§ **PROBLEM TO WORK ON**
When you write the records again, keep every line exactly as it was.

§ **DATA SHOWN**
***

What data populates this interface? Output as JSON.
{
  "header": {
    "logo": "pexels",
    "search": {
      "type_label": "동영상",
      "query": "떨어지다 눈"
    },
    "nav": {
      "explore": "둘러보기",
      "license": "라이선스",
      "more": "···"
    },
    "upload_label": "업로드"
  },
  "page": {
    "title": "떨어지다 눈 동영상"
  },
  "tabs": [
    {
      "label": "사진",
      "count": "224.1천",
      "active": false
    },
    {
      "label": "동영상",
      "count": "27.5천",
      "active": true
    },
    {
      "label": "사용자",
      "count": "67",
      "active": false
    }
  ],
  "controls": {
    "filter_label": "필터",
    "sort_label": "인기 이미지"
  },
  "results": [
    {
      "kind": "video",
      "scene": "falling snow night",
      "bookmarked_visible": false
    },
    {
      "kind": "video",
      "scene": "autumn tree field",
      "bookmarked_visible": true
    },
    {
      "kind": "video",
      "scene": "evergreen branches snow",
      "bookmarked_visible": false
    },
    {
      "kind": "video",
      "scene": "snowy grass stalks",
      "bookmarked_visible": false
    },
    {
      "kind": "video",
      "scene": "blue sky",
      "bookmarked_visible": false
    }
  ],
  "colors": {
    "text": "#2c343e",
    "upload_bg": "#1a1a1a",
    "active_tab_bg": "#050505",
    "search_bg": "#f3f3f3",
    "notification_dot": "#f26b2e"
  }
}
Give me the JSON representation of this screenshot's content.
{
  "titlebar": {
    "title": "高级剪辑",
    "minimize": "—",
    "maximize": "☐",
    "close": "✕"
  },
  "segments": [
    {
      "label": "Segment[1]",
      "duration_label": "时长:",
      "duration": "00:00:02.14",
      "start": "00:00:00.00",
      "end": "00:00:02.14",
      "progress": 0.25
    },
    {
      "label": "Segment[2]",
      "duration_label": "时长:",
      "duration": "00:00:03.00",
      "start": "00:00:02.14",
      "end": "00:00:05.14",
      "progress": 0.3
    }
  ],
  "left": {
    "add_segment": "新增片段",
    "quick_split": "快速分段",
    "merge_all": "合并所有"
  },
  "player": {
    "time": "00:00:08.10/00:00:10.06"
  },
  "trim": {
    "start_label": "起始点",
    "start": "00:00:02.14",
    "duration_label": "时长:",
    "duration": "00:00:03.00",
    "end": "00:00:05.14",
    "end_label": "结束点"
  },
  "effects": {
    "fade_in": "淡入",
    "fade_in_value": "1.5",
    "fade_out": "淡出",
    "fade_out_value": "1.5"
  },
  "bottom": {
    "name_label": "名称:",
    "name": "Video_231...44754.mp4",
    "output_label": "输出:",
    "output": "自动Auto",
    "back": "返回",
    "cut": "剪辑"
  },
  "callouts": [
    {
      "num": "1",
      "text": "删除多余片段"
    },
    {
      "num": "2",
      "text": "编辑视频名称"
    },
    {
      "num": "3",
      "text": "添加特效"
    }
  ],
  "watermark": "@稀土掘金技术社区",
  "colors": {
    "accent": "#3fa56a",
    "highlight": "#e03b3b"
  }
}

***

§ **RESULT OF THE TASK**
What data populates this interface? Output as JSON.
{
  "header": {
    "logo": "pexels",
    "search": {
      "type_label": "동영상",
      "query": "떨어지다 눈"
    },
    "nav": {
      "explore": "둘러보기",
      "license": "라이선스",
      "more": "···"
    },
    "upload_label": "업로드"
  },
  "page": {
    "title": "떨어지다 눈 동영상"
  },
  "tabs": [
    {
      "label": "사진",
      "count": "224.1천",
      "active": false
    },
    {
      "label": "동영상",
      "count": "27.5천",
      "active": true
    },
    {
      "label": "사용자",
      "count": "67",
      "active": false
    }
  ],
  "controls": {
    "filter_label": "필터",
    "sort_label": "인기 이미지"
  },
  "results": [
    {
      "kind": "video",
      "scene": "falling snow night",
      "bookmarked_visible": false
    },
    {
      "kind": "video",
      "scene": "autumn tree field",
      "bookmarked_visible": true
    },
    {
      "kind": "video",
      "scene": "evergreen branches snow",
      "bookmarked_visible": false
    },
    {
      "kind": "video",
      "scene": "snowy grass stalks",
      "bookmarked_visible": false
    },
    {
      "kind": "video",
      "scene": "blue sky",
      "bookmarked_visible": false
    }
  ],
  "colors": {
    "text": "#2c343e",
    "upload_bg": "#1a1a1a",
    "active_tab_bg": "#050505",
    "search_bg": "#f3f3f3",
    "notification_dot": "#f26b2e"
  }
}
Give me the JSON representation of this screenshot's content.
{
  "titlebar": {
    "title": "高级剪辑",
    "minimize": "—",
    "maximize": "☐",
    "close": "✕"
  },
  "segments": [
    {
      "label": "Segment[1]",
      "duration_label": "时长:",
      "duration": "00:00:02.14",
      "start": "00:00:00.00",
      "end": "00:00:02.14",
      "progress": 0.25
    },
    {
      "label": "Segment[2]",
      "duration_label": "时长:",
      "duration": "00:00:03.00",
      "start": "00:00:02.14",
      "end": "00:00:05.14",
      "progress": 0.3
    }
  ],
  "left": {
    "add_segment": "新增片段",
    "quick_split": "快速分段",
    "merge_all": "合并所有"
  },
  "player": {
    "time": "00:00:08.10/00:00:10.06"
  },
  "trim": {
    "start_label": "起始点",
    "start": "00:00:02.14",
    "duration_label": "时长:",
    "duration": "00:00:03.00",
    "end": "00:00:05.14",
    "end_label": "结束点"
  },
  "effects": {
    "fade_in": "淡入",
    "fade_in_value": "1.5",
    "fade_out": "淡出",
    "fade_out_value": "1.5"
  },
  "bottom": {
    "name_label": "名称:",
    "name": "Video_231...44754.mp4",
    "output_label": "输出:",
    "output": "自动Auto",
    "back": "返回",
    "cut": "剪辑"
  },
  "callouts": [
    {
      "num": "1",
      "text": "删除多余片段"
    },
    {
      "num": "2",
      "text": "编辑视频名称"
    },
    {
      "num": "3",
      "text": "添加特效"
    }
  ],
  "watermark": "@稀土掘金技术社区",
  "colors": {
    "accent": "#3fa56a",
    "highlight": "#e03b3b"
  }
}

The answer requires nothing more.